> _Your assignment_
Across the records that follow, how many lines contain the string "term"? Answer with the number only.

(Input Opens)

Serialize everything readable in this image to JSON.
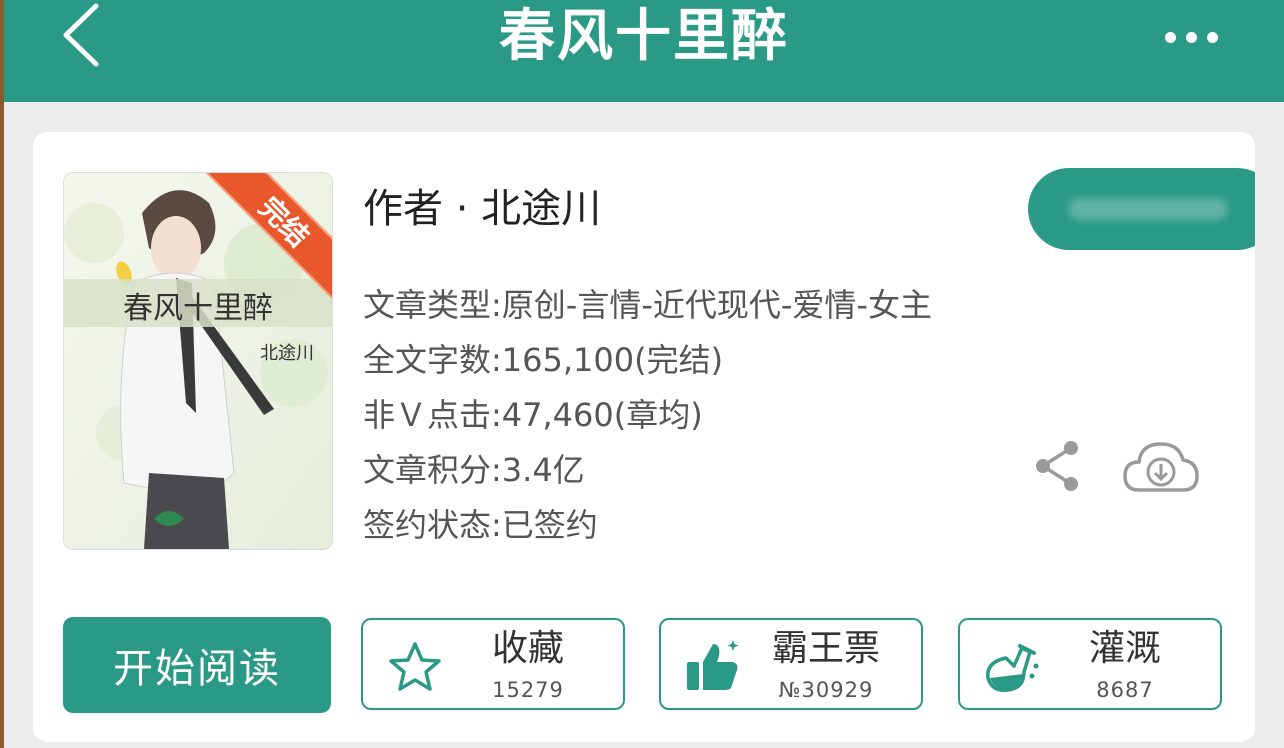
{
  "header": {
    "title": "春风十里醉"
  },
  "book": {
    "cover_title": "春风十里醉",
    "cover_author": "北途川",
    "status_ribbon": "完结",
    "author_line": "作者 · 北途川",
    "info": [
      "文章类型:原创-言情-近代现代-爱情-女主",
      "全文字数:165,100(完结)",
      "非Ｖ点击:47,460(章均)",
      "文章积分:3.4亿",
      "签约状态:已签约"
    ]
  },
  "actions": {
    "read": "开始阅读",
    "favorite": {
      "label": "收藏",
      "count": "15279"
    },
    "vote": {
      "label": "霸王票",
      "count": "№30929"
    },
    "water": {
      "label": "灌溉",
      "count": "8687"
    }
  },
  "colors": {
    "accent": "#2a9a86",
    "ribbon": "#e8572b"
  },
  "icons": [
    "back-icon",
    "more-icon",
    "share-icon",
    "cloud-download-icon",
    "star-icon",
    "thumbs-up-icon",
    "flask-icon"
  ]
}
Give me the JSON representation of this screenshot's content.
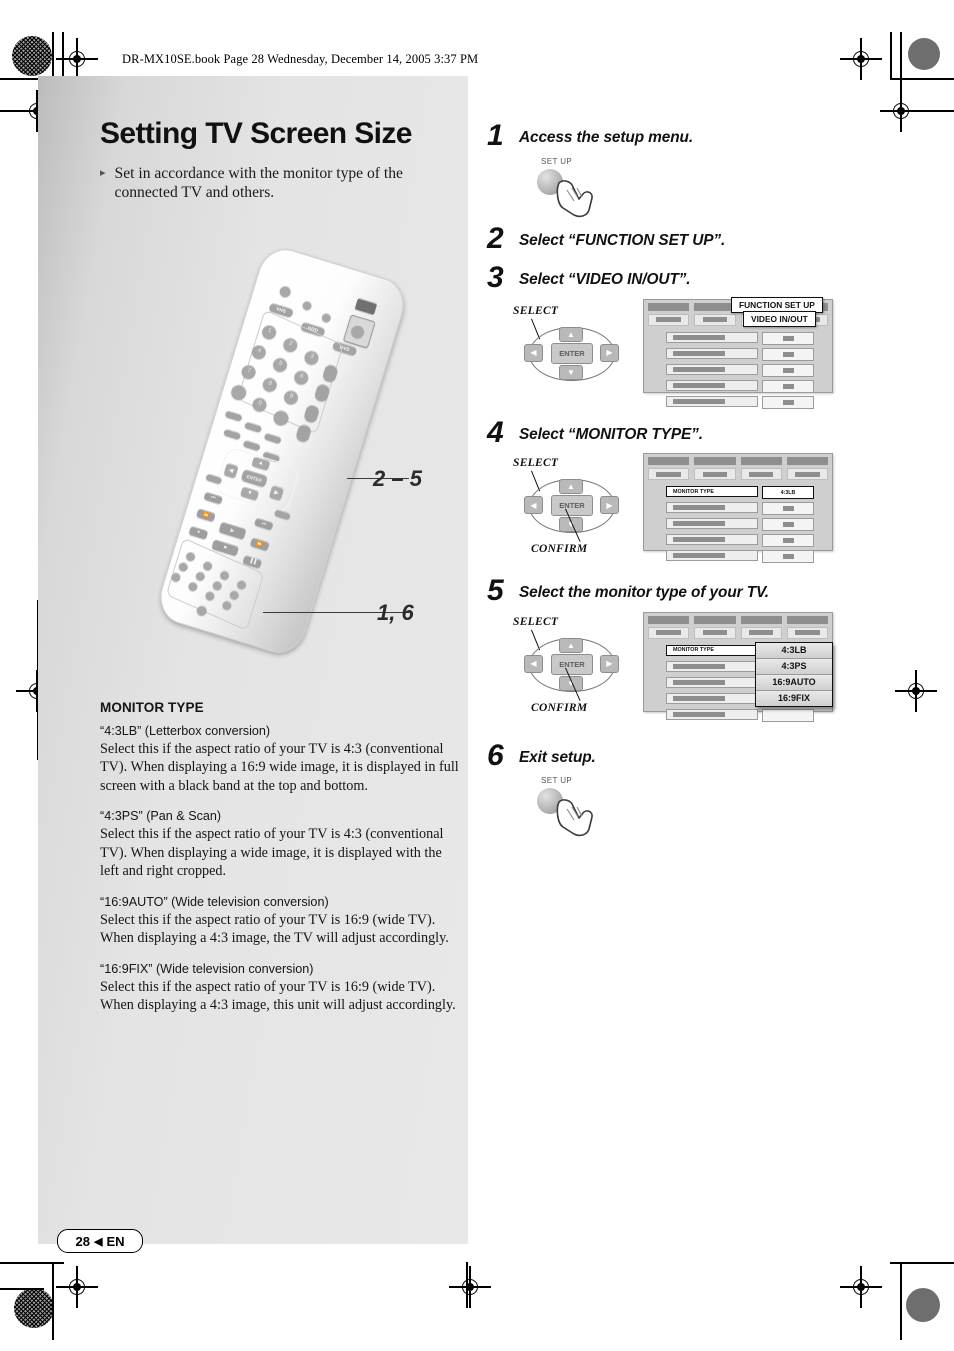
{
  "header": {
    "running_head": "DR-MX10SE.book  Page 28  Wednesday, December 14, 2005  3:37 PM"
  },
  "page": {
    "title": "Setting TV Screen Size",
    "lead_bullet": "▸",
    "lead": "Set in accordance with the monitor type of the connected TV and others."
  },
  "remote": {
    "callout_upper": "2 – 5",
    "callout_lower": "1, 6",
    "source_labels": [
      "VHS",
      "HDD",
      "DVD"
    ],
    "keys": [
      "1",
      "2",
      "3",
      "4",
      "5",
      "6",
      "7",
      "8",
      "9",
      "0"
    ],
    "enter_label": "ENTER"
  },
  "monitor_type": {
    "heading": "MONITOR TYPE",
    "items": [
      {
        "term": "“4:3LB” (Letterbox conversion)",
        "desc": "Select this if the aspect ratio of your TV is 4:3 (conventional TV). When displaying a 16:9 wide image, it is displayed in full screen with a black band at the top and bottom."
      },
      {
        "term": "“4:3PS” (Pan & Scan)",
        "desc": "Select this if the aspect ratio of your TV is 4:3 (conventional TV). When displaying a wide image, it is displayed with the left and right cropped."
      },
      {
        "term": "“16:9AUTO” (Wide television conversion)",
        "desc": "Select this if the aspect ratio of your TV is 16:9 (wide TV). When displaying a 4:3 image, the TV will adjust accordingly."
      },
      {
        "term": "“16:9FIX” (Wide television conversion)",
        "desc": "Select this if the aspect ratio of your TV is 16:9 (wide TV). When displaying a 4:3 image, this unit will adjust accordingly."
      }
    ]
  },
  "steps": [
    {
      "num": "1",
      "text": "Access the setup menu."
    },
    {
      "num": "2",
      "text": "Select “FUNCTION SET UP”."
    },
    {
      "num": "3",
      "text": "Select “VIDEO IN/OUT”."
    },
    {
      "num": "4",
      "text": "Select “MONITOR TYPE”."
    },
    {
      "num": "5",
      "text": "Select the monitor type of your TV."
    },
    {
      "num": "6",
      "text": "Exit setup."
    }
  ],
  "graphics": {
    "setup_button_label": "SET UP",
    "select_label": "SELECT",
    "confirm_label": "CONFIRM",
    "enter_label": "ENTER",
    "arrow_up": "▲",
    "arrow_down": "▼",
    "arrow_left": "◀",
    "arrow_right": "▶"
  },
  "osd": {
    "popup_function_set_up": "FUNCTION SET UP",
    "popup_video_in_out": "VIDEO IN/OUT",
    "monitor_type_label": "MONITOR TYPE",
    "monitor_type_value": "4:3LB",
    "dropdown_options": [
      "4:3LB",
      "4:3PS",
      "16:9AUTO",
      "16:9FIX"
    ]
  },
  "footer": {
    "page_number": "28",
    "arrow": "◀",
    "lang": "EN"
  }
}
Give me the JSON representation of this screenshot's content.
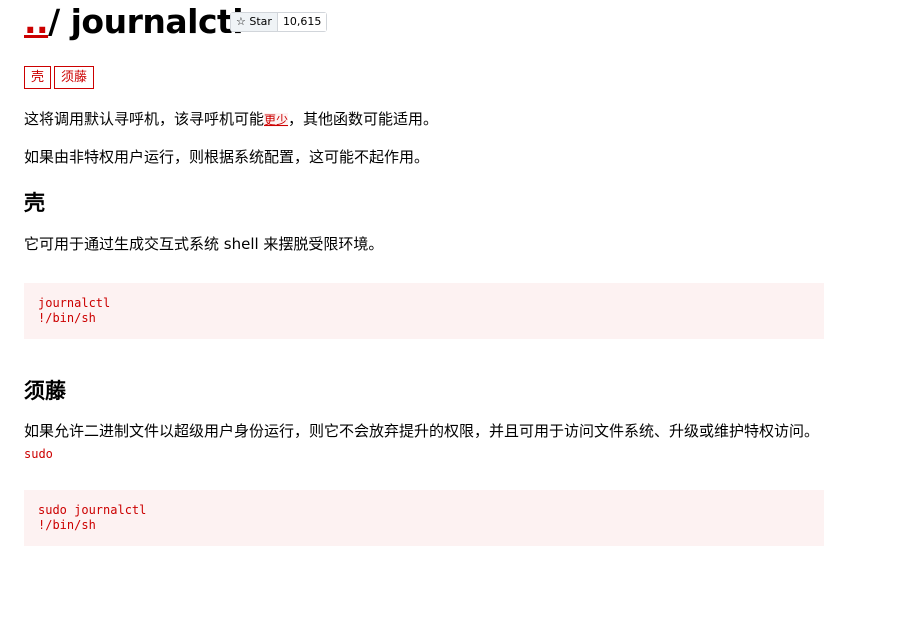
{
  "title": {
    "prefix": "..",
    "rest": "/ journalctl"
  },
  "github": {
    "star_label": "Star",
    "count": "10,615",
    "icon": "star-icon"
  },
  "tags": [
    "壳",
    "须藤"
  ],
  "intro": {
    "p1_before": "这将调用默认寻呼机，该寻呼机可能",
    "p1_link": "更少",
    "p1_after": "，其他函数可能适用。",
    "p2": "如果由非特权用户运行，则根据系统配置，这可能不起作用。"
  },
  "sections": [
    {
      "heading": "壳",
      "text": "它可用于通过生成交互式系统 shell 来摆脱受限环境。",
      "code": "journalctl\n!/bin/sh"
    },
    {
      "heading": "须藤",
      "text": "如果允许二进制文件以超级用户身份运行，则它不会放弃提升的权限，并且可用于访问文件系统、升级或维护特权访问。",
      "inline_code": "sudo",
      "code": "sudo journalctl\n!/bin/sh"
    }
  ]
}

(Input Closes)

> _Exercise response_
4